> **Requirement**: Go through the material below and count the lines in which the word "title" occurs; the only output is the number.

> **Source data**:

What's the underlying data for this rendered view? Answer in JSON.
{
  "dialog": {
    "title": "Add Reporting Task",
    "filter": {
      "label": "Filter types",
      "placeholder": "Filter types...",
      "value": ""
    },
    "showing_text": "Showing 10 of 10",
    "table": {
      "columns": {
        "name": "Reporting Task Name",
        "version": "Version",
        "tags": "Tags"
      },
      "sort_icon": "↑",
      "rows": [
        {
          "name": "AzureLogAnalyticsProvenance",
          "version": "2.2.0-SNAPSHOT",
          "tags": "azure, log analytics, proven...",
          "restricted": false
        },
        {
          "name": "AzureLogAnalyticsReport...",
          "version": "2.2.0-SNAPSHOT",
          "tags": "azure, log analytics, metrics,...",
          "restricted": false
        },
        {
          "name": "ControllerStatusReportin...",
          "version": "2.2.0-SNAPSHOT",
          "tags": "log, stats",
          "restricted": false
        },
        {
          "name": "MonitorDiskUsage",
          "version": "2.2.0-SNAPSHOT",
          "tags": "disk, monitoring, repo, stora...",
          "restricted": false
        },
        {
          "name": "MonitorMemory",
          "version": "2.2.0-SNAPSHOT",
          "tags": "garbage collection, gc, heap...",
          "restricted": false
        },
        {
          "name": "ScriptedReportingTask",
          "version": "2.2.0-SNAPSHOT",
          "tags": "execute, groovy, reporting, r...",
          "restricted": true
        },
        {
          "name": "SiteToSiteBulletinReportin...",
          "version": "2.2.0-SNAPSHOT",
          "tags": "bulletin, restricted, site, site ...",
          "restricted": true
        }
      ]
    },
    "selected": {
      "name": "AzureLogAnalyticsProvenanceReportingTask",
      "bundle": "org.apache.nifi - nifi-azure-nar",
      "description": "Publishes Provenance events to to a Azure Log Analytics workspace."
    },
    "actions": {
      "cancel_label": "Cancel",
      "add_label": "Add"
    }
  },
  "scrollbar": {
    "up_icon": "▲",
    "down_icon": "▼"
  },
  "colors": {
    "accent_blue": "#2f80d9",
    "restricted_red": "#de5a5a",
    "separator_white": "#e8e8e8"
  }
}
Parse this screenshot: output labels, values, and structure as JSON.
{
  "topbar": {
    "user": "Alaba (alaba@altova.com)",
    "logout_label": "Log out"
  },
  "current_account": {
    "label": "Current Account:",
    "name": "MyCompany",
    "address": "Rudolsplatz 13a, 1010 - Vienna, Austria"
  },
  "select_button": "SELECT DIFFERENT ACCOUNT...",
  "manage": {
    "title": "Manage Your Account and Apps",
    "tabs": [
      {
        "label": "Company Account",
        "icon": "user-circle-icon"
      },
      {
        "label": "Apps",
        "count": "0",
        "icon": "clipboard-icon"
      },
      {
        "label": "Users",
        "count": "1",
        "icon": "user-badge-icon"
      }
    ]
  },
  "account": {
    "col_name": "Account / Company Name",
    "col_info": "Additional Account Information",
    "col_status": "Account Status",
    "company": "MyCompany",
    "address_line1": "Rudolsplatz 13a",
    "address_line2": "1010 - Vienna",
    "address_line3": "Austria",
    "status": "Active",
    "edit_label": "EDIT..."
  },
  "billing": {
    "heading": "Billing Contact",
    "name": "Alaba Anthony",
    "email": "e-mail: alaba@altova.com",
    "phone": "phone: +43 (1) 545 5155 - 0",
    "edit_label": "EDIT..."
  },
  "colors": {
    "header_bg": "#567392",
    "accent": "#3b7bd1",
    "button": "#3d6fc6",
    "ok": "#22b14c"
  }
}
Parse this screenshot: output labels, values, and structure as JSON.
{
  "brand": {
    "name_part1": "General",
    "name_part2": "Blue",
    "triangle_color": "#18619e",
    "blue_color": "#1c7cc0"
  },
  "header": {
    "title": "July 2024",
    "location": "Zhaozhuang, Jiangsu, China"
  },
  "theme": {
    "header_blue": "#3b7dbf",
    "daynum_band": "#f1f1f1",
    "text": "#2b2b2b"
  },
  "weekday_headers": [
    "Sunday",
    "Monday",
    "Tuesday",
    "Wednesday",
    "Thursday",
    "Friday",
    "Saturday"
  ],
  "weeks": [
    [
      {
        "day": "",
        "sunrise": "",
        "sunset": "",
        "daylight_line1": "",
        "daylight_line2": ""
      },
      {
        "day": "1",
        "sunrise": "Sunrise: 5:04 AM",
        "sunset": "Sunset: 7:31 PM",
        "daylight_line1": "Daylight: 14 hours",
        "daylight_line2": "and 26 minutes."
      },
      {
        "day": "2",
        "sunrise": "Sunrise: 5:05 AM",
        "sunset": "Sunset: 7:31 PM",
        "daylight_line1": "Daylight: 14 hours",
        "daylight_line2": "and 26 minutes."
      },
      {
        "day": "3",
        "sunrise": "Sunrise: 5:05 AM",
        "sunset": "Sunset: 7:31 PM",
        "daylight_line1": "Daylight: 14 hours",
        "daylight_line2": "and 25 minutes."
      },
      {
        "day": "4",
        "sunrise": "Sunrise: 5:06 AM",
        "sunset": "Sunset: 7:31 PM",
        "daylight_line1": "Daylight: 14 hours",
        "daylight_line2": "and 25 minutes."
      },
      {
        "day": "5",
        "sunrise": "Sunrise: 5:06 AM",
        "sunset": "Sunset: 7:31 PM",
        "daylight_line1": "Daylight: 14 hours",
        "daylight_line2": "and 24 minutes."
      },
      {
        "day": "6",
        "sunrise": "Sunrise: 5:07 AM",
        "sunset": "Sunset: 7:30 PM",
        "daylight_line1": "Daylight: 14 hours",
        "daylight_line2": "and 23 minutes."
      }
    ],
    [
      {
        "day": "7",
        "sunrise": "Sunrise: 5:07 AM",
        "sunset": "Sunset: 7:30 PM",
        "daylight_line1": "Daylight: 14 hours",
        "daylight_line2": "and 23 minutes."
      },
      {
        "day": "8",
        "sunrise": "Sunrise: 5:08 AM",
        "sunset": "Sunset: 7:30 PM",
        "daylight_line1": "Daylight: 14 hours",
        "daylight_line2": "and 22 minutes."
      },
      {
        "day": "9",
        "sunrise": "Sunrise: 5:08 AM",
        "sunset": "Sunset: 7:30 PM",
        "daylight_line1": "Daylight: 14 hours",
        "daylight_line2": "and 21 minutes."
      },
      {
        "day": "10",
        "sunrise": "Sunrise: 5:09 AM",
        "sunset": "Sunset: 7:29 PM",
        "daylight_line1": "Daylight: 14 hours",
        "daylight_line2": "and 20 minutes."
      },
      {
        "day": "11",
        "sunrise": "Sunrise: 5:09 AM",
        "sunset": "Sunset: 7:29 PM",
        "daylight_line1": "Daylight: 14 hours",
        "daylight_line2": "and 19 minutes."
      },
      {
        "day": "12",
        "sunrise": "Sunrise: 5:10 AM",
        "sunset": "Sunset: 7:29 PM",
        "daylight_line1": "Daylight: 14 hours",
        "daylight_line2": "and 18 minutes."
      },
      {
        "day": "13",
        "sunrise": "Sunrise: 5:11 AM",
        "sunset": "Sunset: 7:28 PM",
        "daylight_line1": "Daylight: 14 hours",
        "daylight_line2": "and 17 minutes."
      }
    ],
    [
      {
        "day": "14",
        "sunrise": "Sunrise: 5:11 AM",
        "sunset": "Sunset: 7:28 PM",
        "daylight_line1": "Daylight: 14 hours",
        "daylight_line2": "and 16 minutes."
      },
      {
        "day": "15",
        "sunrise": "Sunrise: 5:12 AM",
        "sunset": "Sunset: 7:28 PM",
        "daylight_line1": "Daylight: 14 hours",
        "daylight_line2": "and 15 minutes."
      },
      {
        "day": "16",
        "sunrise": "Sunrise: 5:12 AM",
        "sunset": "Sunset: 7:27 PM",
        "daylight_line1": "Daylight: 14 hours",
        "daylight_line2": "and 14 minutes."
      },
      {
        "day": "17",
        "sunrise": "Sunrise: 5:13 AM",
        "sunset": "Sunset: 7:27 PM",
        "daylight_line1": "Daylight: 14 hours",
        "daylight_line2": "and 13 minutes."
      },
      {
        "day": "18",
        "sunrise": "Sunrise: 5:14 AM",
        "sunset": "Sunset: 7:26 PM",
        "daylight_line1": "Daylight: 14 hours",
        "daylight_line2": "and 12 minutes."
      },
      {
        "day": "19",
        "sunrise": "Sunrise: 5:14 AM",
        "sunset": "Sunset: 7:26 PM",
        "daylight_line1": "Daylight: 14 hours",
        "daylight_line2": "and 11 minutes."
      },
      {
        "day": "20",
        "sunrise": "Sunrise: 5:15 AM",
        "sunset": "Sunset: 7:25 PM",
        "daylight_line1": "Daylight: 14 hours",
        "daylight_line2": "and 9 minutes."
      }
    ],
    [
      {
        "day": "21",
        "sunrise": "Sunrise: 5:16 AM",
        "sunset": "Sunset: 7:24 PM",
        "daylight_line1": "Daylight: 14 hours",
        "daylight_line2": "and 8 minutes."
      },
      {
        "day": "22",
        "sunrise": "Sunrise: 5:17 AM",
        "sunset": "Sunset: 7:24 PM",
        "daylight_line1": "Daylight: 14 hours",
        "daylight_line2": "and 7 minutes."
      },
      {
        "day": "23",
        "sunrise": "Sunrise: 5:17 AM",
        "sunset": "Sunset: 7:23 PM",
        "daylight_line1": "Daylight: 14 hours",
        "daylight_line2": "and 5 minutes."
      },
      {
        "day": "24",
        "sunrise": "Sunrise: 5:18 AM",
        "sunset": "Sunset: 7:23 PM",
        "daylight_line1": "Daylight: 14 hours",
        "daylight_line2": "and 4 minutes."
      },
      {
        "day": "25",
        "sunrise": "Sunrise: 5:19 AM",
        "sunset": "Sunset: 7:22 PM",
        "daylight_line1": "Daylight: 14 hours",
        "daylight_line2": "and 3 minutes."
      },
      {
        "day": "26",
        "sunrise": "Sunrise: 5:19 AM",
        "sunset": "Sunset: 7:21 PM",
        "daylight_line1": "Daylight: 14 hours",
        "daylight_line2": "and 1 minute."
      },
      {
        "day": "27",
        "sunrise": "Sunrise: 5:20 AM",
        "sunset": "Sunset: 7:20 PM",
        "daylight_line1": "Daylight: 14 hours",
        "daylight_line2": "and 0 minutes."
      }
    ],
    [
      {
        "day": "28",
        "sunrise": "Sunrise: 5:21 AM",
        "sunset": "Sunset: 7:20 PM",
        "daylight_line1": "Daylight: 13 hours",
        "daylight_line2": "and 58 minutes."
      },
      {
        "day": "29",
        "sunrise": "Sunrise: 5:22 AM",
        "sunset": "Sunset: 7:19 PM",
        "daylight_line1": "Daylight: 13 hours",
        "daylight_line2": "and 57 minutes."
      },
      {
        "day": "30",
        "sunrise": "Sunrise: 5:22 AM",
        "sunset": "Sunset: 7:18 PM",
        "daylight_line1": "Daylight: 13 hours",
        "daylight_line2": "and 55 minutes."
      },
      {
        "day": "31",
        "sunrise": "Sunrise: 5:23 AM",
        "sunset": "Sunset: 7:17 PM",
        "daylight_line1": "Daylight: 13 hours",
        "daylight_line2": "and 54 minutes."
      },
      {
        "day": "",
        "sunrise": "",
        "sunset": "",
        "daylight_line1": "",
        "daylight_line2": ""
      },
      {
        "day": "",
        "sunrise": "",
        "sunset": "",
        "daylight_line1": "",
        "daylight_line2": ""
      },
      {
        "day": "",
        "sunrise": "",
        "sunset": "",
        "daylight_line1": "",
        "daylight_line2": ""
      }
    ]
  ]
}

> **Exercise response**: 3